### Data extract

┌──

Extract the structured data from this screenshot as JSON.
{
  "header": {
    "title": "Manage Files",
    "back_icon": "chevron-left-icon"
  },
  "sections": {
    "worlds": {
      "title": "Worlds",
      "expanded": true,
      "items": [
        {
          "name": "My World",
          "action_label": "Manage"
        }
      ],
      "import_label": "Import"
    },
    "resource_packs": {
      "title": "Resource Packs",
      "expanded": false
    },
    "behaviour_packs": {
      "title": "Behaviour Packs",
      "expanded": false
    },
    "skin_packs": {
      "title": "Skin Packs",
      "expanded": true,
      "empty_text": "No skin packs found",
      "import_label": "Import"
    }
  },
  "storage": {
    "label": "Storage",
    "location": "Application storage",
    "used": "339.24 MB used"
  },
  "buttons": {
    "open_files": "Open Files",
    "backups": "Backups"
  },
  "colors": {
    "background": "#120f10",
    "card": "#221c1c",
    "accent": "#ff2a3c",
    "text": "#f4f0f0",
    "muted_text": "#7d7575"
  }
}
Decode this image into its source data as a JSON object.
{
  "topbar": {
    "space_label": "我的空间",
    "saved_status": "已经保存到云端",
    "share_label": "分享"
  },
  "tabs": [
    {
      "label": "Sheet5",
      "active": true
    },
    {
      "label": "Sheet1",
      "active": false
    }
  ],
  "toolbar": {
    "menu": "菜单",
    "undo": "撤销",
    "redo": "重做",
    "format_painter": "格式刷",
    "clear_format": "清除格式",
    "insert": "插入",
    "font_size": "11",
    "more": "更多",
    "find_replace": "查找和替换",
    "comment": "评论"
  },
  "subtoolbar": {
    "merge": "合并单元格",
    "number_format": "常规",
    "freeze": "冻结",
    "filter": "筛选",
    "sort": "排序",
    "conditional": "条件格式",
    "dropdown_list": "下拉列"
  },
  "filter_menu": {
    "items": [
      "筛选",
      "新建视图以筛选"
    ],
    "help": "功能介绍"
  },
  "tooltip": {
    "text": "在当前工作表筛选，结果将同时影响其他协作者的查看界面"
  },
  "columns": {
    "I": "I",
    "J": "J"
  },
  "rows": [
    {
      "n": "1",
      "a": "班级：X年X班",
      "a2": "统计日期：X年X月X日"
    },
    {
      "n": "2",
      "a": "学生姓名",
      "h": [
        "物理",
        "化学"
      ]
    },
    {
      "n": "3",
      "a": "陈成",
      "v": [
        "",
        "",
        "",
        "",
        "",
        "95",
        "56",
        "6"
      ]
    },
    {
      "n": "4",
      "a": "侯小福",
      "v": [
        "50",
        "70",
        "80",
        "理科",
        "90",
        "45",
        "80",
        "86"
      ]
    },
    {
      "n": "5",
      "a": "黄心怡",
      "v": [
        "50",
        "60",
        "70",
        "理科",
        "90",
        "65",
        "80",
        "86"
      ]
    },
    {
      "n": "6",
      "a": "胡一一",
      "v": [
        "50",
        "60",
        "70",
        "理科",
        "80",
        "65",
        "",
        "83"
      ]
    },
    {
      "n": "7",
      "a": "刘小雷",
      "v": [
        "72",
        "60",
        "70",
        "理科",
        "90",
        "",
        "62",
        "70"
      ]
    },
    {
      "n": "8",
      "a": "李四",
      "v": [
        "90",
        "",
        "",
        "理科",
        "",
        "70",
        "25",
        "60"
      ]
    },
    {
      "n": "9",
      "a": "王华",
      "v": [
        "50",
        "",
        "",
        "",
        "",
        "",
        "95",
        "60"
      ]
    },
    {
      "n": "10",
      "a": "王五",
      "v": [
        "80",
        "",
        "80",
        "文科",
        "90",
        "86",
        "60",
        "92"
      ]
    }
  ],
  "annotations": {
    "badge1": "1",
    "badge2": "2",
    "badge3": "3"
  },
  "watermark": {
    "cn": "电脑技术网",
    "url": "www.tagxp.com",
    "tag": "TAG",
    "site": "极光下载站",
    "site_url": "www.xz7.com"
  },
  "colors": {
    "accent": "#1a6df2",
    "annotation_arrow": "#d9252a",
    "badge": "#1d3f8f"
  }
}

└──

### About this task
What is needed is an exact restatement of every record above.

### Output below
Extract the structured data from this screenshot as JSON.
{
  "header": {
    "title": "Manage Files",
    "back_icon": "chevron-left-icon"
  },
  "sections": {
    "worlds": {
      "title": "Worlds",
      "expanded": true,
      "items": [
        {
          "name": "My World",
          "action_label": "Manage"
        }
      ],
      "import_label": "Import"
    },
    "resource_packs": {
      "title": "Resource Packs",
      "expanded": false
    },
    "behaviour_packs": {
      "title": "Behaviour Packs",
      "expanded": false
    },
    "skin_packs": {
      "title": "Skin Packs",
      "expanded": true,
      "empty_text": "No skin packs found",
      "import_label": "Import"
    }
  },
  "storage": {
    "label": "Storage",
    "location": "Application storage",
    "used": "339.24 MB used"
  },
  "buttons": {
    "open_files": "Open Files",
    "backups": "Backups"
  },
  "colors": {
    "background": "#120f10",
    "card": "#221c1c",
    "accent": "#ff2a3c",
    "text": "#f4f0f0",
    "muted_text": "#7d7575"
  }
}
Decode this image into its source data as a JSON object.
{
  "topbar": {
    "space_label": "我的空间",
    "saved_status": "已经保存到云端",
    "share_label": "分享"
  },
  "tabs": [
    {
      "label": "Sheet5",
      "active": true
    },
    {
      "label": "Sheet1",
      "active": false
    }
  ],
  "toolbar": {
    "menu": "菜单",
    "undo": "撤销",
    "redo": "重做",
    "format_painter": "格式刷",
    "clear_format": "清除格式",
    "insert": "插入",
    "font_size": "11",
    "more": "更多",
    "find_replace": "查找和替换",
    "comment": "评论"
  },
  "subtoolbar": {
    "merge": "合并单元格",
    "number_format": "常规",
    "freeze": "冻结",
    "filter": "筛选",
    "sort": "排序",
    "conditional": "条件格式",
    "dropdown_list": "下拉列"
  },
  "filter_menu": {
    "items": [
      "筛选",
      "新建视图以筛选"
    ],
    "help": "功能介绍"
  },
  "tooltip": {
    "text": "在当前工作表筛选，结果将同时影响其他协作者的查看界面"
  },
  "columns": {
    "I": "I",
    "J": "J"
  },
  "rows": [
    {
      "n": "1",
      "a": "班级：X年X班",
      "a2": "统计日期：X年X月X日"
    },
    {
      "n": "2",
      "a": "学生姓名",
      "h": [
        "物理",
        "化学"
      ]
    },
    {
      "n": "3",
      "a": "陈成",
      "v": [
        "",
        "",
        "",
        "",
        "",
        "95",
        "56",
        "6"
      ]
    },
    {
      "n": "4",
      "a": "侯小福",
      "v": [
        "50",
        "70",
        "80",
        "理科",
        "90",
        "45",
        "80",
        "86"
      ]
    },
    {
      "n": "5",
      "a": "黄心怡",
      "v": [
        "50",
        "60",
        "70",
        "理科",
        "90",
        "65",
        "80",
        "86"
      ]
    },
    {
      "n": "6",
      "a": "胡一一",
      "v": [
        "50",
        "60",
        "70",
        "理科",
        "80",
        "65",
        "",
        "83"
      ]
    },
    {
      "n": "7",
      "a": "刘小雷",
      "v": [
        "72",
        "60",
        "70",
        "理科",
        "90",
        "",
        "62",
        "70"
      ]
    },
    {
      "n": "8",
      "a": "李四",
      "v": [
        "90",
        "",
        "",
        "理科",
        "",
        "70",
        "25",
        "60"
      ]
    },
    {
      "n": "9",
      "a": "王华",
      "v": [
        "50",
        "",
        "",
        "",
        "",
        "",
        "95",
        "60"
      ]
    },
    {
      "n": "10",
      "a": "王五",
      "v": [
        "80",
        "",
        "80",
        "文科",
        "90",
        "86",
        "60",
        "92"
      ]
    }
  ],
  "annotations": {
    "badge1": "1",
    "badge2": "2",
    "badge3": "3"
  },
  "watermark": {
    "cn": "电脑技术网",
    "url": "www.tagxp.com",
    "tag": "TAG",
    "site": "极光下载站",
    "site_url": "www.xz7.com"
  },
  "colors": {
    "accent": "#1a6df2",
    "annotation_arrow": "#d9252a",
    "badge": "#1d3f8f"
  }
}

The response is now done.